|photo by Rosegg (www.flamenco-vivo.org)|
I discovered flamenco music since I was in high school. As a freshman at Wesleyan College, I signed up for Spanish because I'd fallen in love with Spanish music, and although I never learned to speak the language with any facility at all, I still love the sound of it, particuarly the voices of its poets. Garcia Lorca. Octavio Paz. Jimenez. Cernuda. I've always wanted to be able to dance flamenco, and in the following poem, I imagine doing so. After last night's show, I am imagining this even more fiercely. I think I'll try to order some flamenco dancer shoes. I have plenty of shawls. Now, let me dig out my old flamenco guitar records!
The hands. The secret lies in the hands,
the dancer from Andalucia explains
on the afternoon radio program,
the secret of everything opening
over and over again.
Even these windows,
sealed shut over too many winters,
through which I can smell the wisteria.
the guitar strings throb
through the static and I feel
my spine arching,
arms begin twining
around me, my fingers seducing
the air. Stroking emptiness. Oh,
to be wrapped like a gypsy in endless black fringe
I would slowly unwind from my hips and let
fall to the floor.

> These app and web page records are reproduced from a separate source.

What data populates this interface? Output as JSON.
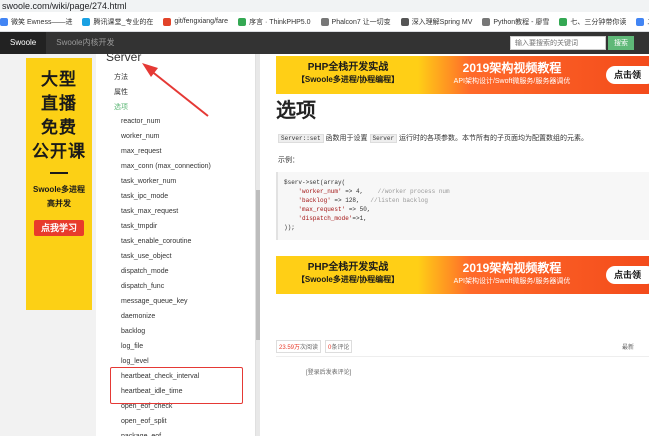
{
  "browser": {
    "url": "swoole.com/wiki/page/274.html"
  },
  "bookmarks": [
    {
      "label": "微笑 Ewness——进",
      "color": "#4285f4"
    },
    {
      "label": "腾讯课堂_专业的在",
      "color": "#1aa1e3"
    },
    {
      "label": "git/fengxiang/fare",
      "color": "#e24329"
    },
    {
      "label": "序言 · ThinkPHP5.0",
      "color": "#34a853"
    },
    {
      "label": "Phalcon7 让一切变",
      "color": "#777777"
    },
    {
      "label": "深入理解Spring MV",
      "color": "#555555"
    },
    {
      "label": "Python教程 - 廖雪",
      "color": "#777777"
    },
    {
      "label": "七、三分钟带你读",
      "color": "#34a853"
    },
    {
      "label": "二、Layer",
      "color": "#4285f4"
    }
  ],
  "nav": {
    "items": [
      "Swoole",
      "Swoole内核开发"
    ],
    "search_placeholder": "输入要搜索的关键词",
    "search_button": "搜索"
  },
  "left_ad": {
    "big_lines": [
      "大型",
      "直播",
      "免费",
      "公开课"
    ],
    "line1": "Swoole多进程",
    "line2": "高并发",
    "button": "点我学习"
  },
  "sidebar": {
    "title": "Server",
    "sections": [
      "方法",
      "属性",
      "选项"
    ],
    "options": [
      "reactor_num",
      "worker_num",
      "max_request",
      "max_conn (max_connection)",
      "task_worker_num",
      "task_ipc_mode",
      "task_max_request",
      "task_tmpdir",
      "task_enable_coroutine",
      "task_use_object",
      "dispatch_mode",
      "dispatch_func",
      "message_queue_key",
      "daemonize",
      "backlog",
      "log_file",
      "log_level",
      "heartbeat_check_interval",
      "heartbeat_idle_time",
      "open_eof_check",
      "open_eof_split",
      "package_eof"
    ]
  },
  "banner": {
    "left_line1": "PHP全栈开发实战",
    "left_line2": "【Swoole多进程/协程编程】",
    "right_line1": "2019架构视频教程",
    "right_line2": "API架构设计/Swoft微服务/服务器调优",
    "button": "点击领"
  },
  "content": {
    "title": "选项",
    "desc_code1": "Server::set",
    "desc_mid": " 函数用于设置 ",
    "desc_code2": "Server",
    "desc_end": " 运行时的各项参数。本节所有的子页面均为配置数组的元素。",
    "example_label": "示例：",
    "code": {
      "l1": "$serv->set(array(",
      "l2_key": "    'worker_num'",
      "l2_val": " => 4,    ",
      "l2_cmt": "//worker process num",
      "l3_key": "    'backlog'",
      "l3_val": " => 128,   ",
      "l3_cmt": "//listen backlog",
      "l4_key": "    'max_request'",
      "l4_val": " => 50,",
      "l5_key": "    'dispatch_mode'",
      "l5_val": "=>1,",
      "l6": "));"
    }
  },
  "stats": {
    "views_num": "23.59万",
    "views_label": "次阅读",
    "comments_num": "0",
    "comments_label": "条评论",
    "right": "最新"
  },
  "login_comment": "[登录后发表评论]"
}
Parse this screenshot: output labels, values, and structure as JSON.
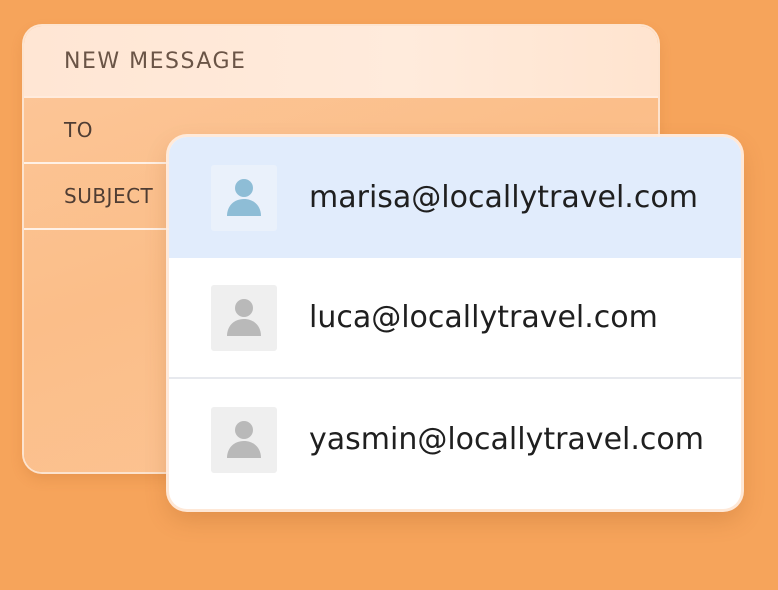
{
  "compose": {
    "title": "NEW MESSAGE",
    "to_label": "TO",
    "subject_label": "SUBJECT"
  },
  "suggestions": [
    {
      "email": "marisa@locallytravel.com",
      "icon": "person-icon",
      "selected": true
    },
    {
      "email": "luca@locallytravel.com",
      "icon": "person-icon",
      "selected": false
    },
    {
      "email": "yasmin@locallytravel.com",
      "icon": "person-icon",
      "selected": false
    }
  ],
  "colors": {
    "background": "#F6A45B",
    "selected_row": "#E1ECFC",
    "selected_avatar": "#8EBDD6",
    "default_avatar": "#B9B9B9"
  }
}
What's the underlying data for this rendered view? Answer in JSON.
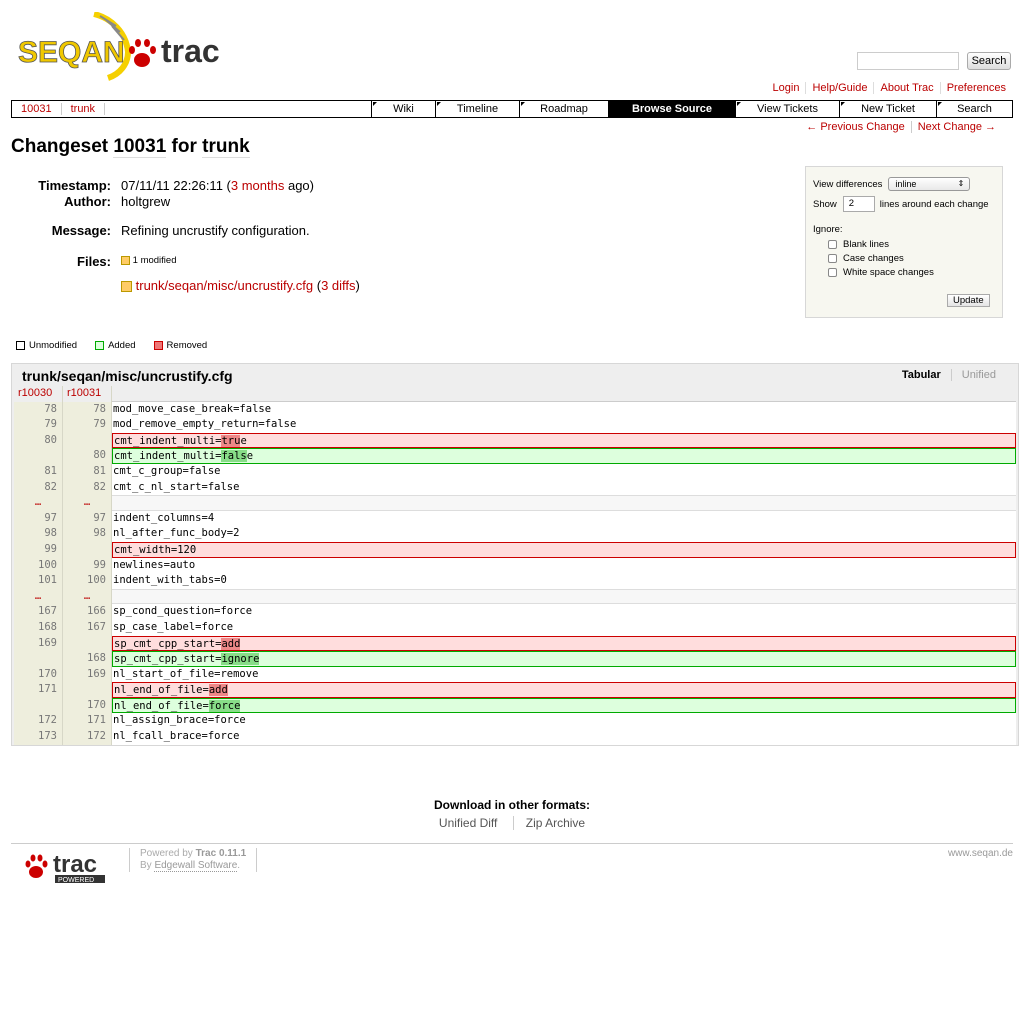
{
  "logo": {
    "seqan": "SEQAN",
    "trac": "trac"
  },
  "search": {
    "button": "Search"
  },
  "metanav": [
    "Login",
    "Help/Guide",
    "About Trac",
    "Preferences"
  ],
  "ctxnav": {
    "path": [
      "10031",
      "trunk"
    ],
    "mainnav": [
      "Wiki",
      "Timeline",
      "Roadmap",
      "Browse Source",
      "View Tickets",
      "New Ticket",
      "Search"
    ],
    "active": "Browse Source"
  },
  "changenav": {
    "prev": "← Previous Change",
    "next": "Next Change →"
  },
  "title": {
    "prefix": "Changeset",
    "rev": "10031",
    "mid": "for",
    "path": "trunk"
  },
  "props": {
    "timestamp_label": "Timestamp:",
    "timestamp": "07/11/11 22:26:11 (",
    "ago_link": "3 months",
    "ago_suffix": " ago)",
    "author_label": "Author:",
    "author": "holtgrew",
    "message_label": "Message:",
    "message": "Refining uncrustify configuration.",
    "files_label": "Files:",
    "files_summary": "1 modified",
    "file_path": "trunk/seqan/misc/uncrustify.cfg",
    "diffs_link": "3 diffs"
  },
  "prefs": {
    "view_label": "View differences",
    "view_value": "inline",
    "show_label": "Show",
    "show_value": "2",
    "show_suffix": "lines around each change",
    "ignore_label": "Ignore:",
    "blank": "Blank lines",
    "case": "Case changes",
    "whitespace": "White space changes",
    "update": "Update"
  },
  "legend": {
    "unmodified": "Unmodified",
    "added": "Added",
    "removed": "Removed",
    "colors": {
      "unmodified": "#ffffff",
      "added": "#ddffdd",
      "removed": "#ee7777"
    }
  },
  "diff": {
    "file": "trunk/seqan/misc/uncrustify.cfg",
    "tabular": "Tabular",
    "unified": "Unified",
    "old_rev": "r10030",
    "new_rev": "r10031",
    "rows": [
      {
        "t": "ctx",
        "o": "78",
        "n": "78",
        "pre": "mod_move_case_break=false",
        "h": "",
        "post": ""
      },
      {
        "t": "ctx",
        "o": "79",
        "n": "79",
        "pre": "mod_remove_empty_return=false",
        "h": "",
        "post": ""
      },
      {
        "t": "rem",
        "first": true,
        "o": "80",
        "n": "",
        "pre": "cmt_indent_multi=",
        "h": "tru",
        "post": "e"
      },
      {
        "t": "add",
        "first": true,
        "o": "",
        "n": "80",
        "pre": "cmt_indent_multi=",
        "h": "fals",
        "post": "e"
      },
      {
        "t": "ctx",
        "o": "81",
        "n": "81",
        "pre": "cmt_c_group=false",
        "h": "",
        "post": ""
      },
      {
        "t": "ctx",
        "o": "82",
        "n": "82",
        "pre": "cmt_c_nl_start=false",
        "h": "",
        "post": ""
      },
      {
        "t": "skip",
        "o": "…",
        "n": "…",
        "pre": "",
        "h": "",
        "post": ""
      },
      {
        "t": "ctx",
        "o": "97",
        "n": "97",
        "pre": "indent_columns=4",
        "h": "",
        "post": ""
      },
      {
        "t": "ctx",
        "o": "98",
        "n": "98",
        "pre": "nl_after_func_body=2",
        "h": "",
        "post": ""
      },
      {
        "t": "rem",
        "first": true,
        "o": "99",
        "n": "",
        "pre": "cmt_width=120",
        "h": "",
        "post": ""
      },
      {
        "t": "ctx",
        "o": "100",
        "n": "99",
        "pre": "newlines=auto",
        "h": "",
        "post": ""
      },
      {
        "t": "ctx",
        "o": "101",
        "n": "100",
        "pre": "indent_with_tabs=0",
        "h": "",
        "post": ""
      },
      {
        "t": "skip",
        "o": "…",
        "n": "…",
        "pre": "",
        "h": "",
        "post": ""
      },
      {
        "t": "ctx",
        "o": "167",
        "n": "166",
        "pre": "sp_cond_question=force",
        "h": "",
        "post": ""
      },
      {
        "t": "ctx",
        "o": "168",
        "n": "167",
        "pre": "sp_case_label=force",
        "h": "",
        "post": ""
      },
      {
        "t": "rem",
        "first": true,
        "o": "169",
        "n": "",
        "pre": "sp_cmt_cpp_start=",
        "h": "add",
        "post": ""
      },
      {
        "t": "add",
        "first": true,
        "o": "",
        "n": "168",
        "pre": "sp_cmt_cpp_start=",
        "h": "ignore",
        "post": ""
      },
      {
        "t": "ctx",
        "o": "170",
        "n": "169",
        "pre": "nl_start_of_file=remove",
        "h": "",
        "post": ""
      },
      {
        "t": "rem",
        "first": true,
        "o": "171",
        "n": "",
        "pre": "nl_end_of_file=",
        "h": "add",
        "post": ""
      },
      {
        "t": "add",
        "first": true,
        "o": "",
        "n": "170",
        "pre": "nl_end_of_file=",
        "h": "force",
        "post": ""
      },
      {
        "t": "ctx",
        "o": "172",
        "n": "171",
        "pre": "nl_assign_brace=force",
        "h": "",
        "post": ""
      },
      {
        "t": "ctx",
        "o": "173",
        "n": "172",
        "pre": "nl_fcall_brace=force",
        "h": "",
        "post": ""
      }
    ]
  },
  "download": {
    "title": "Download in other formats:",
    "unified": "Unified Diff",
    "zip": "Zip Archive"
  },
  "footer": {
    "powered": "Powered by ",
    "trac": "Trac 0.11.1",
    "by": "By ",
    "edgewall": "Edgewall Software",
    "dot": ".",
    "site": "www.seqan.de",
    "trac_logo": "trac",
    "powered_badge": "POWERED"
  }
}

Kick it out of my way
and get on with the real work of dancing
this song to its end, drunk as always
I’ve wanted to be with the scent of these blossoming
vines that my mother said ought to be ripped
from a tree before they have enough time to kill it.
From Catching Light, LSU Press 2001)